What the task asks = Wherever the string "verified" appears in the records, return the line that holds it.

Data shown =

◆ ◆ ◆ ◆ ◆ ◆ ◆

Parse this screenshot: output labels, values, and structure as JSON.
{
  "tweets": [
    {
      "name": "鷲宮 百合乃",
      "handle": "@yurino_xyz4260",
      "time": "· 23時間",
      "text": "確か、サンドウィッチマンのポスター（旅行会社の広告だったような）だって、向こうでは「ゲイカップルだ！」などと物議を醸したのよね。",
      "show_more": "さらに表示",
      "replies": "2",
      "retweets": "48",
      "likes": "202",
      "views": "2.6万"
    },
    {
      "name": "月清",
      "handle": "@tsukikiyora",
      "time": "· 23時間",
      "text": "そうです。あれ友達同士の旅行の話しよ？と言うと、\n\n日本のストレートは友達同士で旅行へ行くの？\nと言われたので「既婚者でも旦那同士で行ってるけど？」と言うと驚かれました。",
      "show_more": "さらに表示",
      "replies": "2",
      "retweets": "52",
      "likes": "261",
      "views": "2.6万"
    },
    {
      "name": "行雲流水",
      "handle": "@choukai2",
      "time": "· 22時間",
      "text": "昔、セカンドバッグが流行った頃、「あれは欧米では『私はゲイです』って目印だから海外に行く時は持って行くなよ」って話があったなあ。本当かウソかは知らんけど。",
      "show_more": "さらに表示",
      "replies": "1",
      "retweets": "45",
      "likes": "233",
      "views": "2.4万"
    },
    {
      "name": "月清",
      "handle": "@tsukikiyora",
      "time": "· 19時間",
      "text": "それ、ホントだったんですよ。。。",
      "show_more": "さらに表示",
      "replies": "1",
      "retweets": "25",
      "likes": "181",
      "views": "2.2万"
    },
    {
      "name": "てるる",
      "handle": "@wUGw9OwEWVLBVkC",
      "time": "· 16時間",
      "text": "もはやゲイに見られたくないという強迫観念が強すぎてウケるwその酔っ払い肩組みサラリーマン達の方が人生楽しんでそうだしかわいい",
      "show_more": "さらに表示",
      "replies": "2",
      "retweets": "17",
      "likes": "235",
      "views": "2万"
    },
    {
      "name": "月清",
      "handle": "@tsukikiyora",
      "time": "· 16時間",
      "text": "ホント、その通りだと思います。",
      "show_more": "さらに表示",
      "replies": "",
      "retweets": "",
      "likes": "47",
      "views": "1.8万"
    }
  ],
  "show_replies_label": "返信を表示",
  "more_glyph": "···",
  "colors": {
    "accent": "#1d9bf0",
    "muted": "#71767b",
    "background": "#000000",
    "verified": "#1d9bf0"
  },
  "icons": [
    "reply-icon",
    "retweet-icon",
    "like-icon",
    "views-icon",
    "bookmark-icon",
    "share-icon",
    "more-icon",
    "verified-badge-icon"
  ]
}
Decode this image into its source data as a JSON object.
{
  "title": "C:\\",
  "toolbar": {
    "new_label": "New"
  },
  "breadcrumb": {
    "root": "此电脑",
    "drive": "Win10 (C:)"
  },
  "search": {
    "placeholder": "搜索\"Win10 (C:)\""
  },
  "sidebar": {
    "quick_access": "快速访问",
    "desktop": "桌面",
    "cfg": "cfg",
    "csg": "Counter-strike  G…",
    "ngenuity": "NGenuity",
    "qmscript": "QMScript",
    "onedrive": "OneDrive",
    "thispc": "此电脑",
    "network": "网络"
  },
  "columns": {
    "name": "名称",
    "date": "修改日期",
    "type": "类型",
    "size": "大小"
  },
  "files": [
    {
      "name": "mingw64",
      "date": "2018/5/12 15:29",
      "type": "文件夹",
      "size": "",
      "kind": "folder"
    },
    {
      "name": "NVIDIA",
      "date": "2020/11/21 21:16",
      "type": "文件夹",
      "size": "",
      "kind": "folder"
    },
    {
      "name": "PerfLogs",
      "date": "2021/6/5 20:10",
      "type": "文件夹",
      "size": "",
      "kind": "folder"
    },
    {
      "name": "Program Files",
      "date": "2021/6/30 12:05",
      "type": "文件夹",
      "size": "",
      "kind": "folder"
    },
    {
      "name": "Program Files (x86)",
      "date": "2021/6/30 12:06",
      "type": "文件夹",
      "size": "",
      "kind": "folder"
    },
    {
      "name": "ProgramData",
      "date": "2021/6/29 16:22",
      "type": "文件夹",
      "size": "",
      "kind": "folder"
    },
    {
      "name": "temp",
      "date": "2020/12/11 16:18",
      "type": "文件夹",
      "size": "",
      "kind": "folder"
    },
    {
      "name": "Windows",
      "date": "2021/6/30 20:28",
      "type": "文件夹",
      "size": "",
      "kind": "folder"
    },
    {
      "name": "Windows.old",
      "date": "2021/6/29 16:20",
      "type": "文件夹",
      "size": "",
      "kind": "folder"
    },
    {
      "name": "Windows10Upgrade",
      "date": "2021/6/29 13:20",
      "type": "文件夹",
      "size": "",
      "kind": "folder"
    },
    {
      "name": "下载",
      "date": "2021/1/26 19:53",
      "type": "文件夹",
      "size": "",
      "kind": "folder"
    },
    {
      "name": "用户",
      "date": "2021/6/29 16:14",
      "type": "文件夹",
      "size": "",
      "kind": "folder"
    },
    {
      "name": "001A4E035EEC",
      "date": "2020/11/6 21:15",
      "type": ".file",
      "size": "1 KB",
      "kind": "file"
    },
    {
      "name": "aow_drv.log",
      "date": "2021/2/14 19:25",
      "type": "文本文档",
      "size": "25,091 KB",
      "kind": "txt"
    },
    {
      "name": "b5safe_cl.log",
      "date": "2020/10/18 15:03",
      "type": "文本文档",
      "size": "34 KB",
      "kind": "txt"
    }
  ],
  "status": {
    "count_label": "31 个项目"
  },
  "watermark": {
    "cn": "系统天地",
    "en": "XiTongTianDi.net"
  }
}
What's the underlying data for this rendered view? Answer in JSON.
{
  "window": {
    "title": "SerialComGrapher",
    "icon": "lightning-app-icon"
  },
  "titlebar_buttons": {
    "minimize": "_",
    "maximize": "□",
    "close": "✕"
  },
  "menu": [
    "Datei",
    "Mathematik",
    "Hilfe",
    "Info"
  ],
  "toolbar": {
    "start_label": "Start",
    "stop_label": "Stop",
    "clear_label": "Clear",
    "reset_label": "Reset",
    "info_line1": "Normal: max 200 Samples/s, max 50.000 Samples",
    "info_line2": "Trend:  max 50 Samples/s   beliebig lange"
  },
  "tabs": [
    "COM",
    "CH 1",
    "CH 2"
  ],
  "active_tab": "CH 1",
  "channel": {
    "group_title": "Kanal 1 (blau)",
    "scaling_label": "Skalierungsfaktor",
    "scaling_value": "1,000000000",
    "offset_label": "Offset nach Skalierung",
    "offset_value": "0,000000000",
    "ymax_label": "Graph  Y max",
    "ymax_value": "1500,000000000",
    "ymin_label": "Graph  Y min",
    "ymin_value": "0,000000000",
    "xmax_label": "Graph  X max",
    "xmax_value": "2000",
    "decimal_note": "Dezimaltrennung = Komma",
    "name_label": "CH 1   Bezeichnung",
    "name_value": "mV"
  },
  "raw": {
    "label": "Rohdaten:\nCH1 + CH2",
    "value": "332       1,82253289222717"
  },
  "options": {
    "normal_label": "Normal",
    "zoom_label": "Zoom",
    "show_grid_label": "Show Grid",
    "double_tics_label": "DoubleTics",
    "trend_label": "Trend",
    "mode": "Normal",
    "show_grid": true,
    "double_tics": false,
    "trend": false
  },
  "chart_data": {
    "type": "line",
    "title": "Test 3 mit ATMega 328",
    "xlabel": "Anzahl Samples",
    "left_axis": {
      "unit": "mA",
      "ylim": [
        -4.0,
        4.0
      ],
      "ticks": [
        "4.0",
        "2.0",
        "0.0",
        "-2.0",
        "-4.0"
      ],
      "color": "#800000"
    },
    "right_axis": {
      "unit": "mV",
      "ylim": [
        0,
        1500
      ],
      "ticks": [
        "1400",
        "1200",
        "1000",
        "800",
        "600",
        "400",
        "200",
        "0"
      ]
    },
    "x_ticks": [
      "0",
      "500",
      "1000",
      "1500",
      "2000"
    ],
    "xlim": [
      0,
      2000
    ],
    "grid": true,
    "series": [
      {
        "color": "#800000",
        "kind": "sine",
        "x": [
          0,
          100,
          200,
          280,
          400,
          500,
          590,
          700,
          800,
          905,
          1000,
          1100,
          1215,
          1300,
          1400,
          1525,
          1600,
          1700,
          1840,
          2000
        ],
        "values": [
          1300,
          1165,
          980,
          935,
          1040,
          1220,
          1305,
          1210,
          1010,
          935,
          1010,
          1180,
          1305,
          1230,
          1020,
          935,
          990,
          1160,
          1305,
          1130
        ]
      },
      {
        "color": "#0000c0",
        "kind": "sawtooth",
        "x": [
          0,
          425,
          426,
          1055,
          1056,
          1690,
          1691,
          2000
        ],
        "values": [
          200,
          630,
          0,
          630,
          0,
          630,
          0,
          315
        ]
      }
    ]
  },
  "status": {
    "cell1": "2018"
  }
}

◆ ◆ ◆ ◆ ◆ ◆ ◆

Solution for this task =
    "verified": "#1d9bf0"
    "verified-badge-icon"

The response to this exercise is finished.